Løkke, A. (2007). State and insurance: The long-term trends in Danish health policy from 1672 to 1973. Hygiea Internationalis, 6, 7–24.
Mitchell, B. R. (2003). International historical statistics: Europe, 1750–2002. New York: Palgrave Macmillan.
Mogren, I., Högberg, U., Stegmayr, B., Lindahl, B., & Stenlund, H. (2001). Fetal exposure, heredity and risk indicators for cardiovascular disease in a Swedish welfare cohort. International Journal of Epidemiology, 30, 853–862.
National Board of Health. (1983). Mortality and causes of death in Denmark 1931–80. Copenhagen, Denmark: National Board of Health.
Pollitt, R. A., Rose, K. M., & Kaufman, J. S. (2005). Evaluating the evidence for models of life course socioeconomic factors and cardiovascular outcomes: A systematic review. BMC Public Health, 5, 1–13.
Poulter, N. R., Chang, C. L., MacGregor, A. J., Snieder, H., & Spector, T. D. (1999). Association between birth weight and adult blood pressure in twins: Historical cohort study. British Medical Journal, 319, 1330–1333.
Rasmussen, K. M. (2001). The “fetal origins” hypothesis: Challenges and opportunities for maternal and child nutrition. Annual Review of Nutrition, 21, 73–95.
Sastry, N. (2004). Trends in socioeconomic inequalities in mortality in developing countries: The case of child survival in Sao Paulo, Brazil. Demography, 41, 443–464.
Saugstad, L. F. (1999). Optimality of the birth population reduces learning and behaviour disorders and sudden infant death after the first month. Acta Paediatrica, 429, 9–28.
Skytthe, A., Kyvik, K., Holm, N. V., Vaupel, J. W., & Christensen, K. (2002). The Danish twin registry: 127 birth cohorts of twins. Twin Research and Human Genetics, 5, 352–357.
Statistics Denmark. (1902). Statistisk Årbog 1902 [Statistical yearbook 1902]. Copenhagen: National Statistical Bureau.
Vågerö, D., & Leon, D. (1994). Ischaemic heart disease and low birth weight: A test of the Fetal-origins hypothesis from the Swedish Twin Registry. Lancet, 343, 260–263.

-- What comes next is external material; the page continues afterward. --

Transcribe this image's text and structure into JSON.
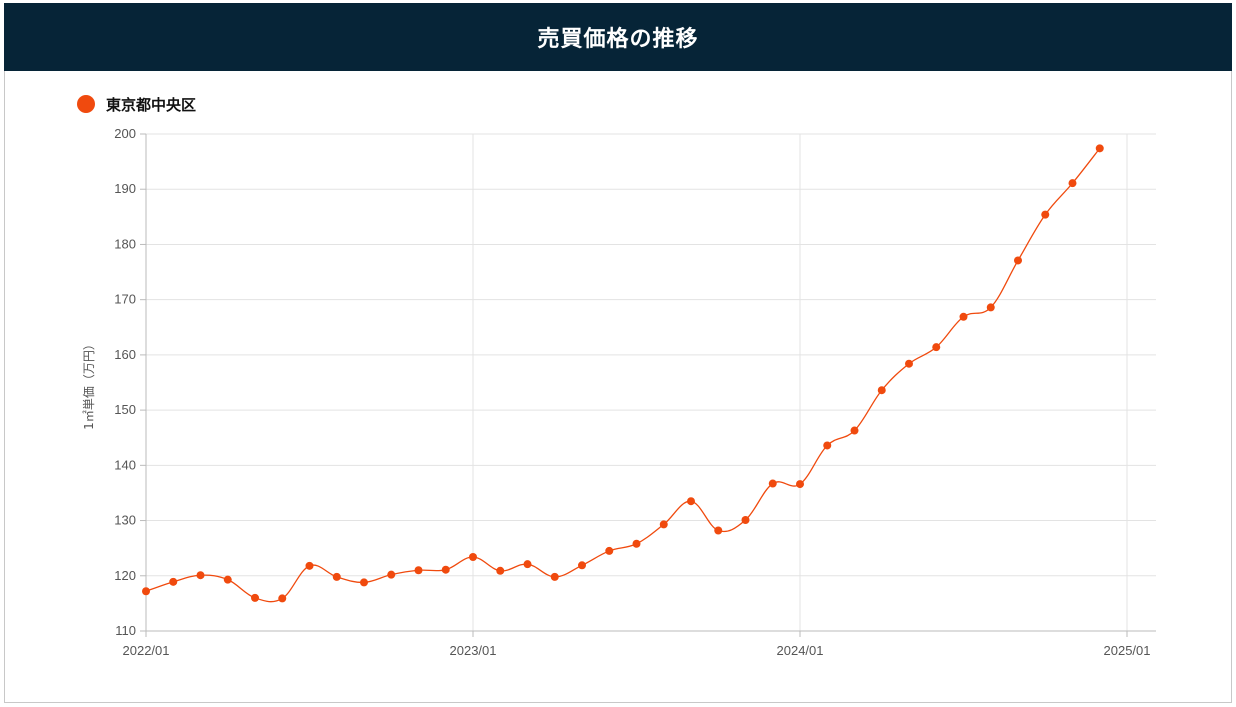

van den Berg, G. J. (2001). Duration models: Specification, identification, and multiple durations. In J. J. Heckman & E. E. Leamer (Eds.), Handbook of econometrics (Vol. V., pp. 3381–3460). Amsterdam, The Netherlands: North-Holland.
van den Berg, G. J., Lindeboom, M., & López, M. (2009). Inequality in individual mortality and economic conditions earlier in life. Social Science & Medicine, 69, 1360–1367.
van den Berg, G. J., Lindeboom, M., & Portrait, F. (2006). Economic conditions early in life and individual mortality. American Economic Review, 96, 290–302.
Vaupel, J. W., & Yashin, A. I. (1985). The deviant dynamics of death in heterogeneous populations. In N. B. Tuma (Ed.), Sociological Methodology, 15 (pp. 179–211). San Francisco, CA: Jossey-Bass.
Wienke, A., Christensen, K., Skytthe, A., & Yashin, A. I. (2002). Genetic analysis of cause of death in a mixture model of bivariate lifetime data. Statistical Modelling, 2, 1–14.
Wienke, A., Holm, N. V., Skytthe, A., & Yashin, A. I. (2001). The heritability of mortality due to heart diseases: A correlated frailty model applied to Danish twins. Twin Research and Human Genetics, 4, 266–274.
We thank three anonymous referees; Angus Deaton, Hans Christian Johansen, Adriana Lleras-Muney, Jim Oeppen, Bernard van Praag, Andreas Wienke; and participants at seminars at St. Gallen, VU Amsterdam, Groningen, INSEE-CREST, Rostock, CHESS (Stockholm), Lund, and UCL London, and conferences in Mölle/Lund and Berlin for helpful comments. We also thank Axel Skytthe for help with the Danish Twin Registry data and Ingrid Henriksen, Mette Bjarnholt, and Mette Erjnaes for help with the Danish historical time series data. Most of this project was carried out while van den Berg was at VU University Amsterdam.
Electronic Supplementary Materials
Below is the link to the electronic supplementary material.
(PDF 102 kb)
About this article
Cite this article
van den Berg, G.J., Doblhammer-Reiter, G. & Christensen, K. Being Born Under Adverse Economic Conditions Leads to a Higher Cardiovascular Mortality Rate Later in Life: Evidence Based on Individuals Born at Different Stages of the Business Cycle. Demography 48, 507–530 (2011). https://doi.org/10.1007/s13524-011-0021-8
- Genetic determinants
- Developmental origins